ENYELLE, REPUBLIC OF THE CONGO -- Deep in the jungles of northern Congo, it's still easy to find slave owners. Davila Djemba, the teenage niece of the country's minister of forestry, is eager to show off some of the 100 Pygmies her family owns.
She laughs and chatters as she makes her way along a footpath toward her family's estate in this growing logging village. She's eager to play hostess, since she doesn't get many foreign visitors.
Djemba walks past typical scenes of African peasant life. But the bucolic setting masks an ugly truth, one that surfaces as Djemba considers how to entertain her guest that night. As she nears her family's home, surrounded by half a dozen Pygmy huts, Djemba gets an idea. "We can make them sing and dance for you, if you want," she offers.
The Republic of the Congo is a deeply stratified society of two major ethnic groups. Pygmies, the diminutive people of Central Africa's rain forest, live in servitude to the Bantus, an ethnic group that makes up the majority in this country of 3.7 million.
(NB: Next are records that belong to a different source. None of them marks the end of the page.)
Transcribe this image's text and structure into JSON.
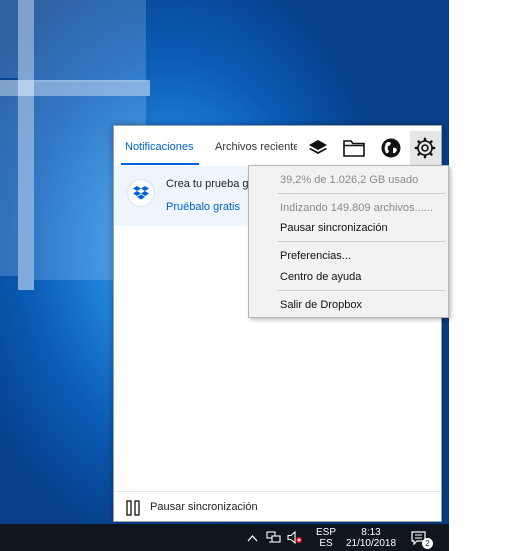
{
  "popup": {
    "tabs": [
      {
        "label": "Notificaciones",
        "active": true
      },
      {
        "label": "Archivos reciente",
        "active": false
      }
    ],
    "header_icons": [
      "layers-icon",
      "folder-icon",
      "globe-icon",
      "gear-icon"
    ],
    "notification": {
      "title": "Crea tu prueba gr",
      "link": "Pruébalo gratis"
    },
    "footer": {
      "pause_label": "Pausar sincronización"
    }
  },
  "menu": {
    "usage": "39,2% de 1.026,2 GB usado",
    "indexing": "Indizando 149.809 archivos......",
    "pause": "Pausar sincronización",
    "preferences": "Preferencias...",
    "help": "Centro de ayuda",
    "quit": "Salir de Dropbox"
  },
  "taskbar": {
    "lang_line1": "ESP",
    "lang_line2": "ES",
    "time": "8:13",
    "date": "21/10/2018",
    "notification_count": "2"
  },
  "colors": {
    "accent": "#0061d5",
    "taskbar": "#10161d",
    "menu_bg": "#f2f2f2"
  }
}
Many Pygmies belong from birth to Bantus in a relationship that Bantus like Djemba call a time-honored tradition.
Pygmies call it slavery.
Interviews with dozens of Pygmies and Bantus during a weeklong trip through remote northern Congo in November revealed a strained, lopsided and, some say, abusive relationship that is increasingly attracting the attention of human-rights groups.
"It is clear that there is a very serious pattern of discrimination of this minority," said Silvia Luciani, program coordinator for UNICEF in Congo.
Less than human
Pygmies say they are not compensated fairly for often exhausting work and are subject to discrimination that limits their access to health centers, schools and often prevents them from voting and traveling. Many Pygmies say Bantus consider them less than human.
Bantus, for their part, say Pygmies are an uneducated, less advanced people who still rely on the guidance of their Bantu masters to survive.
Pygmies, who make up between 5 to 10 percent of Congo's population, are responsible for much of the hunting, fishing and manual labor in jungle villages like Enyelle, but Pygmies and Bantus alike say Pygmies are often paid at the master's whim: in cigarettes, used clothing, or even nothing at all.
Now UNICEF and human-rights activists are speaking out. A law that would grant special protections to the Pygmy people is awaiting a vote by the Congo parliament. And for the first time, the United Nations named the treatment of Pygmies one of its top priorities for the country in 2007.
'It's still slavery'
Jean Gonda, a Bantu master who lives in Boyelle, calls the tie between Pygmies and Bantus a "crossing between families." Gonda, who is the master of 22 Pygmies, says he has given some of his Pygmies small parcels of land to farm. Ending their servitude isn't something he has considered.
"These are my relatives. When I need something from them, they come, and I help them afterwards."
Pygmies interviewed don't see it the same way.
"Here, it's still slavery," said Richard Bokodi, a Pygmy and evangelical pastor who served as a translator for this report. Pygmy women who carry baskets of manioc root, the starchy staple of Bantu and Pygmy diets, are paid 250 Central African francs, or about 50 cents a day, he said: "With 250 francs, it's impossible to feed your children. We are suffering."